Turkish President Recep Tayyip Erdogan has called for snap parliamentary and presidential elections to be held on June 24, more than a year earlier than planned.
In an address at his presidential palace on Wednesday, Erdogan said the country urgently needed to make the switch to an executive presidency.
The date will still need to be confirmed by the election commission, he said, but preparations would begin.
His comments came after meeting Devlet Bahceli, head of the Nationalist Movement Party (MHP), who, a day earlier, had floated the prospect of early polls.
The parliamentary and presidential polls had previously been slated for November 2019.
The call for an early election comes as nationalist sentiment is running high over Turkey’s recent military operation in Syria that pushed Syrian Kurdish forces from a northern enclave.
Erdogan said during the address that the new system needs to be implemented quickly in order to deal with a series of challenges, including Turkey’s fight against Kurdish fighters in Syria and Iraq.
“Be it the cross-border operations in Syria, or incidents of historic importance centred in Syria and Iraq, they have made it imperative for Turkey to overcome uncertainties quickly,” Erdogan said.
Ankara has labelled the Syrian Kurdish fighters “terrorists”, saying they are affiliated with an outlawed Kurdish group fighting inside Turkey.
With the upcoming election, Turkey will switch from a parliamentary system to a presidential one that will increase the powers of the president.
The system was changed in an April 2017 referendum that was narrowly won by the government’s “yes” camp.
The constitutional changes passed in the vote give the next president new powers to appoint vice presidents, ministers, high-level officials and senior judges.

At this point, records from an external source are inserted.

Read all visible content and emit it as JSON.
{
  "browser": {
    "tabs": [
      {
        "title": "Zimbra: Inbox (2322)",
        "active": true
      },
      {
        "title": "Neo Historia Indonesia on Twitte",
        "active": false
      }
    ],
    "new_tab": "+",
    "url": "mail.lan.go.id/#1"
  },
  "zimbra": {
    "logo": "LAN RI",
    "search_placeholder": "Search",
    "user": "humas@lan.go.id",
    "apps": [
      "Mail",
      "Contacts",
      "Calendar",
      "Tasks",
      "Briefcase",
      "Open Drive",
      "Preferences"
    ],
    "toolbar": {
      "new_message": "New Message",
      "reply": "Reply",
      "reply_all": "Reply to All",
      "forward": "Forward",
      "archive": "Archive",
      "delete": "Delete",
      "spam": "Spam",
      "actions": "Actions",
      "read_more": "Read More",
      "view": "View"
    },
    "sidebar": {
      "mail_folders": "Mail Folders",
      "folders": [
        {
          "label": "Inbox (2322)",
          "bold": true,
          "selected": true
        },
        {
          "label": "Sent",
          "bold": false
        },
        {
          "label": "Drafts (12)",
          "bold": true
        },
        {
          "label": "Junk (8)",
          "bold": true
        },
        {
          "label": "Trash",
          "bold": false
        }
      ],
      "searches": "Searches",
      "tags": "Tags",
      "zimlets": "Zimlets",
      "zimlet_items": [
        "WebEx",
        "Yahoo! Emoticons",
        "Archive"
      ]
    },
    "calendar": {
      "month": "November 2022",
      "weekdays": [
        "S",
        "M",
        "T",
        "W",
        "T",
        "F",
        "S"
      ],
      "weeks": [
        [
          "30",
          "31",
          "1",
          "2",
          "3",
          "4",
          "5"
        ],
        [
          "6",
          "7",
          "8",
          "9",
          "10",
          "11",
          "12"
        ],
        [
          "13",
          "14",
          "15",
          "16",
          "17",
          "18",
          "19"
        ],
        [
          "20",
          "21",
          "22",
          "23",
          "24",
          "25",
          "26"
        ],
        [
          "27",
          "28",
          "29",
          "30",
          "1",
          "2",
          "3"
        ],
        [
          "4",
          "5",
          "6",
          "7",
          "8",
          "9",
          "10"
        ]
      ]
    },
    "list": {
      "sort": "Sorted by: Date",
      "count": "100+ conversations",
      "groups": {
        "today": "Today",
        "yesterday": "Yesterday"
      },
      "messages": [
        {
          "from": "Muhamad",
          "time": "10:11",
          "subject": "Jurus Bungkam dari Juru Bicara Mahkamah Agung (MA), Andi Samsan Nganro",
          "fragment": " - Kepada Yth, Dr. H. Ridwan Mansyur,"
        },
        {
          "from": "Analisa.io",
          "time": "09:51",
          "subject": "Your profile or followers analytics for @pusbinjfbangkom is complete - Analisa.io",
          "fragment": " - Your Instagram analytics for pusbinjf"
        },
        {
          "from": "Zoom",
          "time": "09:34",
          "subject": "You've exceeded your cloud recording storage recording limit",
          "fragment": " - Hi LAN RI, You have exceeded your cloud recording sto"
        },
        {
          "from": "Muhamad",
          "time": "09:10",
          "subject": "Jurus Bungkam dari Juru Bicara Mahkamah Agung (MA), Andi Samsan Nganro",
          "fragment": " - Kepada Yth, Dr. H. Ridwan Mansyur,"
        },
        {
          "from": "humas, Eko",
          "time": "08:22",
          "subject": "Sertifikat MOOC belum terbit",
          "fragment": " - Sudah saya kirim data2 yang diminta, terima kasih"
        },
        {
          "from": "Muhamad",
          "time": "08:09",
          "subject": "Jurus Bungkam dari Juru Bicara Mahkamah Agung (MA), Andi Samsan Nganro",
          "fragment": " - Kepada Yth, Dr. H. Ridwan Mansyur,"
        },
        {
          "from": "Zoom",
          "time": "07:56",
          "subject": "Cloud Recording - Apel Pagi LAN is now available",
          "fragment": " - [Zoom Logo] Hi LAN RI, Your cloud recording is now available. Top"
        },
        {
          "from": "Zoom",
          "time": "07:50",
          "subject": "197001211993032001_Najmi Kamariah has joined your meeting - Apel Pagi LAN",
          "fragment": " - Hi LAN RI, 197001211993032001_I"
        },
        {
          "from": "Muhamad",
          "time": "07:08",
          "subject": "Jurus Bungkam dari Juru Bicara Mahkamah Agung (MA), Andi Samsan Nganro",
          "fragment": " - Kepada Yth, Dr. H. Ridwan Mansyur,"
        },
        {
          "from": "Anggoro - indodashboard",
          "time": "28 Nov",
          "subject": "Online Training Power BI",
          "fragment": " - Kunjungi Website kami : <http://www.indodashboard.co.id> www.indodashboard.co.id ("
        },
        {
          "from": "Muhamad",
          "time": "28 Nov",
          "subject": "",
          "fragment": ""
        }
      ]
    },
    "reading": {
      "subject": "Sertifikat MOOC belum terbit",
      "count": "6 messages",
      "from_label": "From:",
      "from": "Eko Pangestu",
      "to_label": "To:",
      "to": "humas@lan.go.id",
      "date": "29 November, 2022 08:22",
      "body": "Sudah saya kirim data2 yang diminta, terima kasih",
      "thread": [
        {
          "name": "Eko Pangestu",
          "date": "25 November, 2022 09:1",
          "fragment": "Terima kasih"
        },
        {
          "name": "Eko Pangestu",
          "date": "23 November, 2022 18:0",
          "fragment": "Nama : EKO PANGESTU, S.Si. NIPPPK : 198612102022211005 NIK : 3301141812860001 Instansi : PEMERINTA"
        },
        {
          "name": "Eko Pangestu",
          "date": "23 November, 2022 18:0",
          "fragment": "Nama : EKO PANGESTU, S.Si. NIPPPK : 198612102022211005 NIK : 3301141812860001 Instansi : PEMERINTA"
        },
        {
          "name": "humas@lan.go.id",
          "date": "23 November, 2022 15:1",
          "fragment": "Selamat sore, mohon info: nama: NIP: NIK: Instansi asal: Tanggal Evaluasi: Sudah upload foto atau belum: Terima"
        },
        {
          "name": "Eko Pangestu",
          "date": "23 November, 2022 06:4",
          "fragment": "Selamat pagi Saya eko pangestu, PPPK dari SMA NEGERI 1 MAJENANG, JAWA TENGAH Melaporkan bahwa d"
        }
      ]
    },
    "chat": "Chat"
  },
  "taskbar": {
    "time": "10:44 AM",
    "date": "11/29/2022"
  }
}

They also allow the president to dissolve parliament, issue executive decrees and impose states of emergency.